Our nation has been built on principles, such as “consent of the governed” – leading to free and fair elections and “freedom from unreasonable search” – which leads to personal privacy. The right of us Americans to vote is paramount, and we use a secret ballot to choose our leaders.
Recently, a clash between these principles has arisen. Allegations of voter fraud have come up in recent elections, well, allegations of voter fraud probably happen with every election, but it’s been a persistent issue. The federal government recently asked for data from the states about the voter’s and their votes. Most states are not going to comply, citing voter privacy.
When there is a clash of principles, we should first see if we could find a solution that meets both principles. If that doesn’t work, we should prioritize the principles and decide which one is more important, then apply the greater principle.
I believe that we can protect both principles in this case, free and fair elections and protect voter privacy, by using technology and a simple process.
First, the voter data is kept at all times by the states. The states do not need to provide the detailed records to the federal government. Instead, states will transform their data into a tokenized form – and only provide the tokenized data to the federal government.
This is how most password systems work – the password is not stored in a database, but the password is tokenized and only that encrypted form is stored. To check passwords, the same encryption method is used and compared to the encrypted version.
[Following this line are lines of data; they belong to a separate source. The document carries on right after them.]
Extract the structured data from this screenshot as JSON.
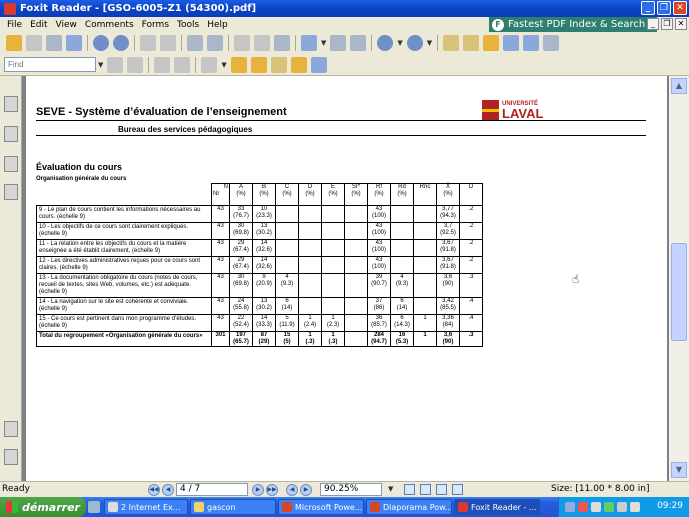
{
  "window": {
    "title": "Foxit Reader - [GSO-6005-Z1 (54300).pdf]"
  },
  "menu": [
    "File",
    "Edit",
    "View",
    "Comments",
    "Forms",
    "Tools",
    "Help"
  ],
  "banner": "Fastest PDF Index & Search",
  "find": {
    "placeholder": "Find"
  },
  "document": {
    "header_title": "SEVE - Système d’évaluation de l’enseignement",
    "header_subtitle": "Bureau des services pédagogiques",
    "logo": {
      "small": "UNIVERSITÉ",
      "big": "LAVAL"
    },
    "section_title": "Évaluation du cours",
    "subsection_title": "Organisation générale du cours",
    "table": {
      "header_n": "N",
      "header_nr": "Nr",
      "columns": [
        {
          "label": "A",
          "unit": "(%)"
        },
        {
          "label": "B",
          "unit": "(%)"
        },
        {
          "label": "C",
          "unit": "(%)"
        },
        {
          "label": "D",
          "unit": "(%)"
        },
        {
          "label": "E",
          "unit": "(%)"
        },
        {
          "label": "Sr*",
          "unit": "(%)"
        },
        {
          "label": "Rf",
          "unit": "(%)"
        },
        {
          "label": "Rd",
          "unit": "(%)"
        },
        {
          "label": "Rnc",
          "unit": ""
        },
        {
          "label": "X̄",
          "unit": "(%)"
        },
        {
          "label": "D",
          "unit": ""
        }
      ],
      "rows": [
        {
          "label": "9 - Le plan de cours contient les informations nécessaires au cours. (échelle 9)",
          "n": "43",
          "cells": [
            [
              "33",
              "(76.7)"
            ],
            [
              "10",
              "(23.3)"
            ],
            [
              "",
              ""
            ],
            [
              "",
              ""
            ],
            [
              "",
              ""
            ],
            [
              "",
              ""
            ],
            [
              "43",
              "(100)"
            ],
            [
              "",
              ""
            ],
            [
              "",
              ""
            ],
            [
              "3,77",
              "(94.3)"
            ],
            [
              ".2",
              ""
            ]
          ]
        },
        {
          "label": "10 - Les objectifs de ce cours sont clairement expliqués. (échelle 9)",
          "n": "43",
          "cells": [
            [
              "30",
              "(69.8)"
            ],
            [
              "13",
              "(30.2)"
            ],
            [
              "",
              ""
            ],
            [
              "",
              ""
            ],
            [
              "",
              ""
            ],
            [
              "",
              ""
            ],
            [
              "43",
              "(100)"
            ],
            [
              "",
              ""
            ],
            [
              "",
              ""
            ],
            [
              "3,7",
              "(92.5)"
            ],
            [
              ".2",
              ""
            ]
          ]
        },
        {
          "label": "11 - La relation entre les objectifs du cours et la matière enseignée a été établit clairement. (échelle 9)",
          "n": "43",
          "cells": [
            [
              "29",
              "(67.4)"
            ],
            [
              "14",
              "(32.6)"
            ],
            [
              "",
              ""
            ],
            [
              "",
              ""
            ],
            [
              "",
              ""
            ],
            [
              "",
              ""
            ],
            [
              "43",
              "(100)"
            ],
            [
              "",
              ""
            ],
            [
              "",
              ""
            ],
            [
              "3,67",
              "(91.8)"
            ],
            [
              ".2",
              ""
            ]
          ]
        },
        {
          "label": "12 - Les directives administratives reçues pour ce cours sont claires. (échelle 9)",
          "n": "43",
          "cells": [
            [
              "29",
              "(67.4)"
            ],
            [
              "14",
              "(32.6)"
            ],
            [
              "",
              ""
            ],
            [
              "",
              ""
            ],
            [
              "",
              ""
            ],
            [
              "",
              ""
            ],
            [
              "43",
              "(100)"
            ],
            [
              "",
              ""
            ],
            [
              "",
              ""
            ],
            [
              "3,67",
              "(91.8)"
            ],
            [
              ".2",
              ""
            ]
          ]
        },
        {
          "label": "13 - La documentation obligatoire du cours (notes de cours, recueil de textes, sites Web, volumes, etc.) est adéquate. (échelle 9)",
          "n": "43",
          "cells": [
            [
              "30",
              "(69.8)"
            ],
            [
              "9",
              "(20.9)"
            ],
            [
              "4",
              "(9.3)"
            ],
            [
              "",
              ""
            ],
            [
              "",
              ""
            ],
            [
              "",
              ""
            ],
            [
              "39",
              "(90.7)"
            ],
            [
              "4",
              "(9.3)"
            ],
            [
              "",
              ""
            ],
            [
              "3,6",
              "(90)"
            ],
            [
              ".3",
              ""
            ]
          ]
        },
        {
          "label": "14 - La navigation sur le site est cohérente et conviviale. (échelle 9)",
          "n": "43",
          "cells": [
            [
              "24",
              "(55.8)"
            ],
            [
              "13",
              "(30.2)"
            ],
            [
              "6",
              "(14)"
            ],
            [
              "",
              ""
            ],
            [
              "",
              ""
            ],
            [
              "",
              ""
            ],
            [
              "37",
              "(86)"
            ],
            [
              "6",
              "(14)"
            ],
            [
              "",
              ""
            ],
            [
              "3,42",
              "(85.5)"
            ],
            [
              ".4",
              ""
            ]
          ]
        },
        {
          "label": "15 - Ce cours est pertinent dans mon programme d’études. (échelle 9)",
          "n": "43",
          "cells": [
            [
              "22",
              "(52.4)"
            ],
            [
              "14",
              "(33.3)"
            ],
            [
              "5",
              "(11.9)"
            ],
            [
              "1",
              "(2.4)"
            ],
            [
              "1",
              "(2.3)"
            ],
            [
              "",
              ""
            ],
            [
              "36",
              "(85.7)"
            ],
            [
              "6",
              "(14.3)"
            ],
            [
              "1",
              ""
            ],
            [
              "3,36",
              "(84)"
            ],
            [
              ".4",
              ""
            ]
          ]
        }
      ],
      "total": {
        "label": "Total du regroupement «Organisation générale du cours»",
        "n": "301",
        "cells": [
          [
            "197",
            "(65.7)"
          ],
          [
            "87",
            "(29)"
          ],
          [
            "15",
            "(5)"
          ],
          [
            "1",
            "(.3)"
          ],
          [
            "1",
            "(.3)"
          ],
          [
            "",
            ""
          ],
          [
            "284",
            "(94.7)"
          ],
          [
            "16",
            "(5.3)"
          ],
          [
            "1",
            ""
          ],
          [
            "3,6",
            "(90)"
          ],
          [
            ".3",
            ""
          ]
        ]
      }
    }
  },
  "status": {
    "ready": "Ready",
    "page": "4 / 7",
    "zoom": "90.25%",
    "size": "Size: [11.00 * 8.00 in]"
  },
  "taskbar": {
    "start": "démarrer",
    "tasks": [
      {
        "label": "2 Internet Ex...",
        "active": false
      },
      {
        "label": "gascon",
        "active": false
      },
      {
        "label": "Microsoft Powe...",
        "active": false
      },
      {
        "label": "Diaporama Pow...",
        "active": false
      },
      {
        "label": "Foxit Reader - ...",
        "active": true
      }
    ],
    "clock": "09:29"
  }
}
So, the same type of process is used here – voting records are encrypted and compared.
If there is a match, meaning that the same person voted in multiple states, then the governments involved (the federal and each of the states involved) can investigate the matter further.
I created a prototype and published to github.